The data in Figure 2 refer to new housing approvals in Australia between 2009 and 2015. This period is post-GFC and confirms the sustained upward trend over this six-year period, arguably where Australia was not adversely affected by the GFC in comparison to most other countries. By January 2015, the estimate increased by 7.9 per cent to 19,282 dwellings in seasonally adjusted terms; however, the trend estimate for private sector houses was unchanged over the corresponding period (ABS, 2015). This confirms a large proportion of the upward trend was related to investment housing and also potentially linked to foreign investment in housing. An upward trend can be observed over the past three years, commencing in 2012. It has been argued that Australia was somewhat cushioned from the effect of the GFC because of the timing of the mining boom over the corresponding period.
The trends indicating the value of residential building permits issued in Canada between 2010 and 2015 are highlighted in Figure 3. Presenting these data on a month-to-month basis highlights the variance which was not observed in Figures 1 and 2; however, a long-term upward trend can be observed in Figure 3. For example, in January 2015, the total value of building permits issued by Canadian municipalities fell 12.9 per cent, following a 6.1 per cent increase in the previous month (Statistics Canada, 2015). It was argued that decreased construction planning for non-residential buildings in Alberta, British Columbia and Ontario was linked to the national decline (Statistics Canada, 2015). The overall upward trend in Figure 3 commenced in 2010 and continued until present day.
The actual number of commencement of new housing units is presented in Figure 4. In a manner similar to Figure 3, there is a high level of variance observed, as the data were recorded on a monthly basis; however, the sharp spike can be clearly noted in July 2008, where the value of residential commencements was 29,694bn. However, by August 2008, the value decreased by more than 50 per cent to 13,977bn. Since the period of the GFC, there has been a gradual but sustained long-term downward trend.
This analysis of the four countries was designed to assist a comparison of global trends into housing approvals and/or commencements. As with most studies, there are data limitations, as all sources here were the national government bodies which collect data and statistics. Variations exist in the description of the data (i.e. approvals vs commencements), the period and the value of the approval or commencements. The objective was to encourage further research into each country and also present an overview of medium- to long-term trends in international markets. As the reference to the GFC now has dissipated substantially, researchers may soon focus on the timing of the next correction and this magnitude thereof. Identifying both of these criteria remains the challenge for housing market analysts as opposed to questioning if there will be another downturn.
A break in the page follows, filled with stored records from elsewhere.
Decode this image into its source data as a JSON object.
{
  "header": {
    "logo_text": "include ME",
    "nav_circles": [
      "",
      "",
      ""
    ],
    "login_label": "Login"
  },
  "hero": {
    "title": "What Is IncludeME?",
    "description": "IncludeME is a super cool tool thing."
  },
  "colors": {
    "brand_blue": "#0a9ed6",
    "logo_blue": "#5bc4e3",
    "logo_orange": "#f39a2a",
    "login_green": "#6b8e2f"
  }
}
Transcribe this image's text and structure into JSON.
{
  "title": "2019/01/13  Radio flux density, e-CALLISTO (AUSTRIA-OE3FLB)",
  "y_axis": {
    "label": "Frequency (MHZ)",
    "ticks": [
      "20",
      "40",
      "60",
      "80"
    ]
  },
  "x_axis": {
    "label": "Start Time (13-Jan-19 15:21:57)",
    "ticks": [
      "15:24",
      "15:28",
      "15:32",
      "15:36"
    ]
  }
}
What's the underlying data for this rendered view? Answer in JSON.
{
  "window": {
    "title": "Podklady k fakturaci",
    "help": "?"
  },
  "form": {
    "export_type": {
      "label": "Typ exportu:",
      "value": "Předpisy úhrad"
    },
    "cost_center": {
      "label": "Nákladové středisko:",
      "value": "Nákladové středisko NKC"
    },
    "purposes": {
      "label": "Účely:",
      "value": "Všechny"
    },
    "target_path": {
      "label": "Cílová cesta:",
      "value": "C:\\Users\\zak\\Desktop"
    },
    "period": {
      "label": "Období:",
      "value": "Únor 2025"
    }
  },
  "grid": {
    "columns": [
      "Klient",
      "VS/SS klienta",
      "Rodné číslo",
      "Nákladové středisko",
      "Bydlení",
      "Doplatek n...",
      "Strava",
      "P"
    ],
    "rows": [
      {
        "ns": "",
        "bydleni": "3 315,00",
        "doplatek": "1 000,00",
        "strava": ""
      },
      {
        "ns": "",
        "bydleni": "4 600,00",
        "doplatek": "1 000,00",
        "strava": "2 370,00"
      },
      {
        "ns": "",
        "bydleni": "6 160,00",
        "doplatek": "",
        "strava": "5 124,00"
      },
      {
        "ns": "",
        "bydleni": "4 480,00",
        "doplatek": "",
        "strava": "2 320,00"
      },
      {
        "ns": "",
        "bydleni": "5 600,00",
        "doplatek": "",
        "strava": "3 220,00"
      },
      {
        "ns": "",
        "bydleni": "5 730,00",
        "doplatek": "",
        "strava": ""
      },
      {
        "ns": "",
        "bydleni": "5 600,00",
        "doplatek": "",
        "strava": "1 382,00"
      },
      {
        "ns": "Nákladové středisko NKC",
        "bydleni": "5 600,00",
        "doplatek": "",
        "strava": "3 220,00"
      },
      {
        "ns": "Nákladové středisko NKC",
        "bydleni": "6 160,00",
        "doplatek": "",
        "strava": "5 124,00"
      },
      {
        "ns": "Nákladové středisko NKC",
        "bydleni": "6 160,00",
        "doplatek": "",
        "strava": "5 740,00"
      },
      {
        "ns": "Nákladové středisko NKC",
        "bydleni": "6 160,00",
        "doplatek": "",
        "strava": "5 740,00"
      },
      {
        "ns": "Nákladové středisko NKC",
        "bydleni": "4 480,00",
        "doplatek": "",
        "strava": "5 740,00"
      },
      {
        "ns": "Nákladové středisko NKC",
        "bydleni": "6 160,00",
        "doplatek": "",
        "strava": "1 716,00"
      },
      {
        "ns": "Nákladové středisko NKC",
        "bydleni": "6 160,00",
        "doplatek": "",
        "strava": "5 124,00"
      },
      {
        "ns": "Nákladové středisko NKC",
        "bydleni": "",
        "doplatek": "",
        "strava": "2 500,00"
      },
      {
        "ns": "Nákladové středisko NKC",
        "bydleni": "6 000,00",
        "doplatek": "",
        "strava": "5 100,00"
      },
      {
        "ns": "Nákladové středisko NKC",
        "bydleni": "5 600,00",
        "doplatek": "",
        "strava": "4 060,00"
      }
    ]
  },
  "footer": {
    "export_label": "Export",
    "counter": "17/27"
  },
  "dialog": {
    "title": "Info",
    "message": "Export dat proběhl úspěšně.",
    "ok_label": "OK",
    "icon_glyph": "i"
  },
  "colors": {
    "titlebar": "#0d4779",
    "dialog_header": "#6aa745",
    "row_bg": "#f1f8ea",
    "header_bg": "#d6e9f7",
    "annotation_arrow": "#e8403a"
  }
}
The global nature of the interconnected housing markets and the high level of movements of residents between countries are other factors which affect most housing markets.
Australian Bureau of Statistics (ABS) (2015), “8731.0 Building approvals”, available at: www.abs.gov.au (accessed 24 March 2015).
Statistics Canada (2015), “Building permits”, available at: www.statcan.gc.ca (accessed 21 March 2015).